A special central bureau of investigation (CBI) court in New Delhi has reserved its order on the bail plea filed by the National Stock Exchange (NSE)'s former managing director (MD) and chief executive officer (CEO) Chitra Ramkrishna and ex-group operating officer Anand Subramanian in the NSE co-location (Colo) scam.
According to a report from Bar & Bench
, Ms Ramkrishna, accused of frequently revising the designation and compensation of Mr Subramanian, told the special CBI court that "the decision was a collective one of NSE board, which included former Supreme Court judge justice BN Srikrishna, and not her individual decision."
"Senior counsel N Hariharan appearing for Ms Ramkrishna also brought to the notice of the special CBI judge Sanjeev Aggarwal a board resolution to demonstrate that it had always been kept in the loop on the decision making.
"The court took on record the medical report of Ramakrishna and reserved its verdict in the bail plea. The order is expected to be pronounced on 9 May 2022," the report says.
Both Ms Ramkrishna and Mr Subramanian, currently lodged in Tihar Jail under judicial custody, have been charge-sheeted under various Sections of the Indian Penal Code (IPC).
Ms Ramkrishna was arrested on 7th March, a day after the special court in Delhi dismissed her petition for a pre-arrest bail plea and pulled up the CBI for inaction and being 'lackadaisical' in the probe against her over the past four years.
Earlier, the CBI in its submission, told the special court that Mr Subramanian was well-connected with Ms Ramkrishna prior to his engagement as her chief strategic adviser at NSE. His wife Sunitha Subramanian also served as the regional head of NSE at Chennai from April 2011, the agency says.
As reported by Moneylife, the enforcement directorate (ED) has stepped in to examine a possible money laundering angle in the NSE Colo scam.
Over the past few weeks, CBI has taken statements from all the senior NSE officials who had been named in the show-cause notices issued by the Securities and Exchange Board of India (SEBI) over the past seven years.
Many senior officials from NSE, having recorded their statements, have been made to confront Ms Ramkrishna, the former MD and CEO who quit the Exchange in 2016. However, Ms Ramkrishna, say sources, has steadfastly denied all responsibility for the Colo scam and claimed that only the technology team would have answers to issues like preferential access.
We learn that the CBI team has done extensive work on the scam and seems up-to-date with all developments.

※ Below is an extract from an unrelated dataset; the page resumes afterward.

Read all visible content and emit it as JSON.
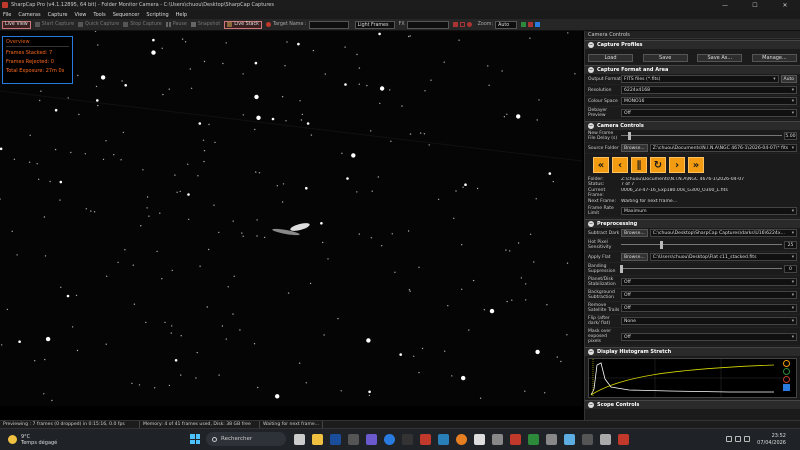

However, it is not clear if they are correctly focused on who are the beneficiaries of the crooked system, which was facilitated by a porous and easy-to-manipulate access system.
It is also unclear if the focus is on Ms Ramkrishna or Ravi Narain, former MD and CEO of NSE. After all, Colo and high-frequency trading (HFT), including scandals, had happened long before NSE began trading (Michael Lewis's book Flash Boys
is all about it). Hence, it is hard to believe that the Exchange forgot to put in place a process that ensured a level playing field for very large investors, who put through millions of trades in seconds. (Read: Moneylife Exclusive: Enforcement Directorate Steps in to Probe Money Laundering Angle in NSE Colo Scam
Last month, market regulator Securities and Exchange Board of India (SEBI) has issued a notice of demand of Rs2 crore to Mr Narain regarding governance issues at the Exchange.
In February 2022, SEBI levied a penalty of Rs2 crore on Mr Narain for his failure to report governance lapses in NSE to the market regulator.
In that order, Anant Barua, a whole-time member (WTM) of SEBI, had stated, "As an ex-MD and CEO of NSE for 13 years, Mr Narain should be well aware of who is qualified as a key management person (KMP) and how the substantial powers delegated to Anand Subramanian would have made him a KMP, especially given the fact that Mr Subramanian attended all board meeting after being delegated such powers. It is evident that Mr Narain has chosen to ignore all these factors and has also been instrumental in concealing these issues in the minutes of the board meetings." (Read: SEBI Issues Demand Notice to NSE's Former Chief Ravi Narain To Recover Rs2 Crore Penalty)
The Colo case dates to 2015 when Moneylife published a letter by a whistle-blower going by the name Ken Fong in June 2015. The whistle-blower alleged that NSE officials were selectively allowing a few brokers to reap massive profits through preferential access to its Colo servers in the form of early log-in or access to servers with low trading loads.
In February last year, SEBI's adjudication officer imposed a penalty of Rs1 crore on NSE for its failure to ensure a level playing field for trading members subscribing to its tick-by-tick (TBT) data feed. NSE's former MD and CEO Mr Narain and Ms Ramkrishna were penalised with a fine of Rs25 lakh each.
Before that in April 2019, SEBI had ordered disgorgement of profits from NSE and salaries of former MDs, Ravi Narain and Chitra Ramkrishna. The regulator has also asked the Exchange to disgorge an amount of Rs624.89 crore along with interest calculated at the rate of 12% per annum to the Investor Education and Protection Fund (IEPF).